Amino Acids

Like everything we eat, it isn’t just what you consume but also what you absorb that improves your health and performance. The important component of protein is an element called amino acids. Think about amino acids as the “building blocks of muscle”. Amino acids must be digested in the intestine and broken down into amino acids for absorption. Once absorbed, the amino acids are used either as individual products or recombined as proteins. For example, the amino acid tryptophan is used to make certain neurotransmitters in the brain. Additionally, recombining many amino acids provides for the manufacture of new muscle cells.

Experts say that there are at least 20 amino acids necessary for optimum health and performance. While some of these amino acids can be made by the body (non-essential), others must be taken in through the diet (essential). The following table lists both types:

Essential Amino Acids Non-Essential Amino Acids
Arginine Alanine
Histidine Asparagine
Isoleucine Aspartate
Leucine Cysteine
Lysine Glutamate
Methionine Glutamine
Phenylalanine Glycine
Threonline Proline
Tryptophan Serine
Valine Tyrosine
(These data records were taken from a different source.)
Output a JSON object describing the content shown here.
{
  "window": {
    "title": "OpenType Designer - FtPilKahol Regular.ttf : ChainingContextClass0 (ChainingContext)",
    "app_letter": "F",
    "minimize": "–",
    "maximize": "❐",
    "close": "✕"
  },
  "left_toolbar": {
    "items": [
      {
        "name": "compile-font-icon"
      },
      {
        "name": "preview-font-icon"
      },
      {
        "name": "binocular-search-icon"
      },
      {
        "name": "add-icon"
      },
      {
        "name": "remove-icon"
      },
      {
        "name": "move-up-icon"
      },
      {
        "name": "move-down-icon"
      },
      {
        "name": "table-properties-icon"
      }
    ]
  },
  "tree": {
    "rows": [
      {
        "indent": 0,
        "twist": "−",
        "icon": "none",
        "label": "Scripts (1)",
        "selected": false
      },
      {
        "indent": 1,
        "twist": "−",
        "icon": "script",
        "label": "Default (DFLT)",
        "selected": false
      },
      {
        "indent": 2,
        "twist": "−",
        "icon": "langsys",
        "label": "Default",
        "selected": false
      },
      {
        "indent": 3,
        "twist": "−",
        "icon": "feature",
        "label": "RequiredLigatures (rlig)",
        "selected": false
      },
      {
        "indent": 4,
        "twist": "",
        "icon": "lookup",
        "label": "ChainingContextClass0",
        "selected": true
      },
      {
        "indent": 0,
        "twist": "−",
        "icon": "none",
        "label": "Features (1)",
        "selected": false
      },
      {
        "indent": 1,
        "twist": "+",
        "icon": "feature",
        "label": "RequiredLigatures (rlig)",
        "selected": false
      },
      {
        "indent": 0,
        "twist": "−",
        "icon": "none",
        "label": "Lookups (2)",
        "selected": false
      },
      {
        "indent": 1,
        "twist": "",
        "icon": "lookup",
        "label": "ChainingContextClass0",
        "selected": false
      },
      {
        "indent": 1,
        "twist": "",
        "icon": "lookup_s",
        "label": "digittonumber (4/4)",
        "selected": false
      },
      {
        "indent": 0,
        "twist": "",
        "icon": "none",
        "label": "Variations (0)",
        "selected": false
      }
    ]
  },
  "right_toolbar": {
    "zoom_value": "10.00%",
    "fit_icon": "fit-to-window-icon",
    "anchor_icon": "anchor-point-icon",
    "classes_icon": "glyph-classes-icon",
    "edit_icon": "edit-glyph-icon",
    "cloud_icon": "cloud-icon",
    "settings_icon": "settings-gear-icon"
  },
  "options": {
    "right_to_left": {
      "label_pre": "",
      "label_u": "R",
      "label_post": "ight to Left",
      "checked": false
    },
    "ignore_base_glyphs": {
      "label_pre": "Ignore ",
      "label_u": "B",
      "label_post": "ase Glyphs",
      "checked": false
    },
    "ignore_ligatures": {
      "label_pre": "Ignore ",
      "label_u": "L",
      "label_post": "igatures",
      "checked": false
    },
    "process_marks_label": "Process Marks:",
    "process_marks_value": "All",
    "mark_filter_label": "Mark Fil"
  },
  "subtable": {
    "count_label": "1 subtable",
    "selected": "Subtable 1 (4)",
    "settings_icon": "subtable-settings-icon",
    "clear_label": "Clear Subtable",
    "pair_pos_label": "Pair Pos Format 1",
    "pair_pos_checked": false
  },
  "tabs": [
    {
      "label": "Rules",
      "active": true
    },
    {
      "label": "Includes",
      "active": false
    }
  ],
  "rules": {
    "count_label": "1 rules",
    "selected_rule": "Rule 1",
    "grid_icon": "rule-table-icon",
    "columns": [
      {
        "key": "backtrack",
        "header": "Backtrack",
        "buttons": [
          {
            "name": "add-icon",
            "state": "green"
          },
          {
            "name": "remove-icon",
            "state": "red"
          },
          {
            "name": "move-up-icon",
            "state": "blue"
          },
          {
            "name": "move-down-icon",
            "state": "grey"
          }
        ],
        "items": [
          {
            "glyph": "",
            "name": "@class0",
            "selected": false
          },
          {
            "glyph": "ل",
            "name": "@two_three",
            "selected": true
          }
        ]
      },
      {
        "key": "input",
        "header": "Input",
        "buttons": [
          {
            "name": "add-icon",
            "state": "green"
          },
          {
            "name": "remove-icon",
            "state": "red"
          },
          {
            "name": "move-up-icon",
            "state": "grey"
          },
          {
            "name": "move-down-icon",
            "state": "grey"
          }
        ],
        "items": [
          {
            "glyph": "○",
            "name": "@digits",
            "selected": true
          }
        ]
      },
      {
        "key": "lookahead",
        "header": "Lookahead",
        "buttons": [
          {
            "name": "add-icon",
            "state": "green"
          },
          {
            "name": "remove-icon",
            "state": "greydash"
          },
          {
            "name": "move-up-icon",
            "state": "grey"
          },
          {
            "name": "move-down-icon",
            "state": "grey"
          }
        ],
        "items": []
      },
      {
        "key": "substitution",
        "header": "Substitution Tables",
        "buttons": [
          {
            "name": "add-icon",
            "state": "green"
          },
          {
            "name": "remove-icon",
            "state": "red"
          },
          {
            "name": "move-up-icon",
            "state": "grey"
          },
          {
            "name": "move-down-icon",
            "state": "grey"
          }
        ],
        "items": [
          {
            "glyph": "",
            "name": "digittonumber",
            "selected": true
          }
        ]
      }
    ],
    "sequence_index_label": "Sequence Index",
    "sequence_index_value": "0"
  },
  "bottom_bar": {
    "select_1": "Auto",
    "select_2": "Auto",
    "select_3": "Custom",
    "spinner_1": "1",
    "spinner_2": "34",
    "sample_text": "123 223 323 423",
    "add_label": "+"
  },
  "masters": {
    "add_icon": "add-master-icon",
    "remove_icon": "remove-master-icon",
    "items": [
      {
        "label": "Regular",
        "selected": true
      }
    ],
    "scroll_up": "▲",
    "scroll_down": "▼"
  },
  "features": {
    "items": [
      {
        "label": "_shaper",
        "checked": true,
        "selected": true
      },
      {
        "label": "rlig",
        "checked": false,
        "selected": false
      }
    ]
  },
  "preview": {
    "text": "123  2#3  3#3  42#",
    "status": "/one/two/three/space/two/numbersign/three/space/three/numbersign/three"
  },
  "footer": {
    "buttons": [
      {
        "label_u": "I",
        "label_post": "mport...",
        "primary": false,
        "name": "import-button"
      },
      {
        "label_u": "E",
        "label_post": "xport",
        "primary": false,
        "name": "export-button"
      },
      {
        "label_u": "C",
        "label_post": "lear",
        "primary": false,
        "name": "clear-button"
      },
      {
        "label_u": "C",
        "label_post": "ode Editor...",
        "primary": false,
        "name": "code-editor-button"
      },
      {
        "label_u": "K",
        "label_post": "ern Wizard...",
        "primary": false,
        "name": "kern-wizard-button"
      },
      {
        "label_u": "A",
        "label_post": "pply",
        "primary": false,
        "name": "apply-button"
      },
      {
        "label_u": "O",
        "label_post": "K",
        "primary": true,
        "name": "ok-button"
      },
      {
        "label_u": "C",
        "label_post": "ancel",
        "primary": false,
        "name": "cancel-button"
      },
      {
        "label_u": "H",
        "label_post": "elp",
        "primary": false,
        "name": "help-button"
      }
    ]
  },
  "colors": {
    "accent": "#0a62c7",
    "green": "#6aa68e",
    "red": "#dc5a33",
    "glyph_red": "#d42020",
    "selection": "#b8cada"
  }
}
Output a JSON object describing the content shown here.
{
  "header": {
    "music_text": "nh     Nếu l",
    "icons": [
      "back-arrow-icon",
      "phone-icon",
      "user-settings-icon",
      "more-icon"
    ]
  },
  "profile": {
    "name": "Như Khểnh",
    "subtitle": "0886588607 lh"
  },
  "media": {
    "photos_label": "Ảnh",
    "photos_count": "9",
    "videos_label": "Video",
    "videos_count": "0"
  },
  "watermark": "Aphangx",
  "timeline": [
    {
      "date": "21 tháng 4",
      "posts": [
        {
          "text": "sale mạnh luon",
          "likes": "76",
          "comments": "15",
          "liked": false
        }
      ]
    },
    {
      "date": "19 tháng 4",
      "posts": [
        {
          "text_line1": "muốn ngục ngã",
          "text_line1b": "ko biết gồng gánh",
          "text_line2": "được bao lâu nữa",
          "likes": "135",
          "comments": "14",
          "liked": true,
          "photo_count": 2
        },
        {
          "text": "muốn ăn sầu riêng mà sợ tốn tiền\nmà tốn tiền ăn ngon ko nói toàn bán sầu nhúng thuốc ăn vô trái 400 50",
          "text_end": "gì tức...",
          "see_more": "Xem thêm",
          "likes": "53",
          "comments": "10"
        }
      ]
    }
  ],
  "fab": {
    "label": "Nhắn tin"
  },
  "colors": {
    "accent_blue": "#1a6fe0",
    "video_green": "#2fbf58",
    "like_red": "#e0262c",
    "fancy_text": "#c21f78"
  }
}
One topic that pops up when discussing amino acids is “complete amino acids” and “incomplete amino acids”. Animal protein sources such as meat, fish, cheese and eggs contain all amino acids, and are what we consider complete amino acids. The only non-animal product that is a complete protein is tofu. Vegetables foods contain only some of the amino acids. With this in mind, combining various vegetable foods can produce a complete amino acid profile. Keep in mind that it is NOT necessary to eat all of them in one meal. For non-meat eating individuals, the combination of whole grains and legumes will provide a complete amino acid profile. Simple examples are brown rice and beans or almond butter and whole wheat bread.